→ WHAT THE TASK ASKS: Report every line below that holds the word "background".

Data excerpts:
--- START ---

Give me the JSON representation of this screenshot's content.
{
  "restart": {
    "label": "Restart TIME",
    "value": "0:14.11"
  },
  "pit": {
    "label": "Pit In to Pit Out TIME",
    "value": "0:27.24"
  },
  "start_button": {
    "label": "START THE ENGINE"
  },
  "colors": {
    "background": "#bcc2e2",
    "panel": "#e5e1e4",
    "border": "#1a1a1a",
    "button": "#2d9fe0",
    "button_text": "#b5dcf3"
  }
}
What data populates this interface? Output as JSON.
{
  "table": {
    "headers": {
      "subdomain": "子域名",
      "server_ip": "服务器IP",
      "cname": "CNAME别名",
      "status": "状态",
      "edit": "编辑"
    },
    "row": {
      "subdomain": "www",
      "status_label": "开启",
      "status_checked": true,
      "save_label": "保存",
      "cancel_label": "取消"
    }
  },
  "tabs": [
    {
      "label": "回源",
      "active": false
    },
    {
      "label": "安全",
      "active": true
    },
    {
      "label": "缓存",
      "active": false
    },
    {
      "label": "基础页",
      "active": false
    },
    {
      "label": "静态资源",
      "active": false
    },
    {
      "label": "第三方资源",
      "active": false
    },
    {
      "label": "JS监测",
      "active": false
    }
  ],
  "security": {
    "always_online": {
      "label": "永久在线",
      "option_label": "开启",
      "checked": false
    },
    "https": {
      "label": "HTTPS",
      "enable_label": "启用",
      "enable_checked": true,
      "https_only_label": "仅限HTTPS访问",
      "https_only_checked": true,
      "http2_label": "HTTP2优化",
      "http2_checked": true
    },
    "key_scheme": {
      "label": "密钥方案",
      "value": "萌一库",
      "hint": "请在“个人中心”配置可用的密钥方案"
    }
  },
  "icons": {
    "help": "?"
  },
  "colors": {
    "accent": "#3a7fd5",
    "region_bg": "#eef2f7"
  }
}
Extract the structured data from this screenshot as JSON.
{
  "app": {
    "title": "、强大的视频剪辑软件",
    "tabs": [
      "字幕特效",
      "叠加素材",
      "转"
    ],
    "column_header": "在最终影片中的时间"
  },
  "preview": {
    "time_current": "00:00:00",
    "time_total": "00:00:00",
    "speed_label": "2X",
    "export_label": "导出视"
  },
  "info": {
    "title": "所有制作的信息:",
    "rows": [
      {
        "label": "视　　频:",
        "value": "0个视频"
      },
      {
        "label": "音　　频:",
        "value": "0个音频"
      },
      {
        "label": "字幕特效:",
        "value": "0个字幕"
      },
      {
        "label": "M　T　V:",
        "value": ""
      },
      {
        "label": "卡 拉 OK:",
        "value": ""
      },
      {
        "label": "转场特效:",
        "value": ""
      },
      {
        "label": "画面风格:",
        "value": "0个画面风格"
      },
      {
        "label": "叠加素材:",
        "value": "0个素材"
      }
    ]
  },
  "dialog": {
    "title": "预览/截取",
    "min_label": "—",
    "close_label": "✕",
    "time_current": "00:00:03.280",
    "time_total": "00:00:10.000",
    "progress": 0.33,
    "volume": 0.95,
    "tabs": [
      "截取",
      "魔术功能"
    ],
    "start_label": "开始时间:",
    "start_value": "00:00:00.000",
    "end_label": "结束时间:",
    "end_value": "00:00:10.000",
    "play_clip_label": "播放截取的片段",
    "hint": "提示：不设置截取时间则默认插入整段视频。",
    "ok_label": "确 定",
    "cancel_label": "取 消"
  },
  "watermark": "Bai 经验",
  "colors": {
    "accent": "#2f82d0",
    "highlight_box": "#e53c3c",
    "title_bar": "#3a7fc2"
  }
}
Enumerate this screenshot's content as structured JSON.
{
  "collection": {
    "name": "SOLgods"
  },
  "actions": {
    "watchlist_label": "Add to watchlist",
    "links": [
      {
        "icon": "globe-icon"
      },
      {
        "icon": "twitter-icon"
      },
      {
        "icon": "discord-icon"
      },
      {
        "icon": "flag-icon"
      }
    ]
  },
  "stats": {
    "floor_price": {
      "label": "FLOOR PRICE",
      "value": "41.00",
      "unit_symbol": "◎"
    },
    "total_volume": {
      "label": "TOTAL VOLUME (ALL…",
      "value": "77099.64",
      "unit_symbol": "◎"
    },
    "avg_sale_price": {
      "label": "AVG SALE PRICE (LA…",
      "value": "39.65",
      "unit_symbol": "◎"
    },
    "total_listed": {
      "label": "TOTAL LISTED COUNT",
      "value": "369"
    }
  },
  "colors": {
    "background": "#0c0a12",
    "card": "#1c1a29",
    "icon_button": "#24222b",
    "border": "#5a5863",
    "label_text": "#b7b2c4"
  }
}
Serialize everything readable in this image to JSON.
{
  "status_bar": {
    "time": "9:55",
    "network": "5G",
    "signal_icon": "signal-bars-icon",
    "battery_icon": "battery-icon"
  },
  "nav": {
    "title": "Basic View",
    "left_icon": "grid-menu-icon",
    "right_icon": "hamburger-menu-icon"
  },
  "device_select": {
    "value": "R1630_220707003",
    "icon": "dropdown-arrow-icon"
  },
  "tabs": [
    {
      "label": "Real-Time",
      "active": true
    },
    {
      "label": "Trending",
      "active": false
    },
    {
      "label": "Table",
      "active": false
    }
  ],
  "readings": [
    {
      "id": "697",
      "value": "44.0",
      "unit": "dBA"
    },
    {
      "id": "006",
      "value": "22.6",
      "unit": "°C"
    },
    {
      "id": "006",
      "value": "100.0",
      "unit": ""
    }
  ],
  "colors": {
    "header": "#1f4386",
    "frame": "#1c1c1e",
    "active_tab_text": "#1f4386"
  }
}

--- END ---

→ REPLY TO THE EXERCISE:
    "background": "#bcc2e2",
    "background": "#0c0a12",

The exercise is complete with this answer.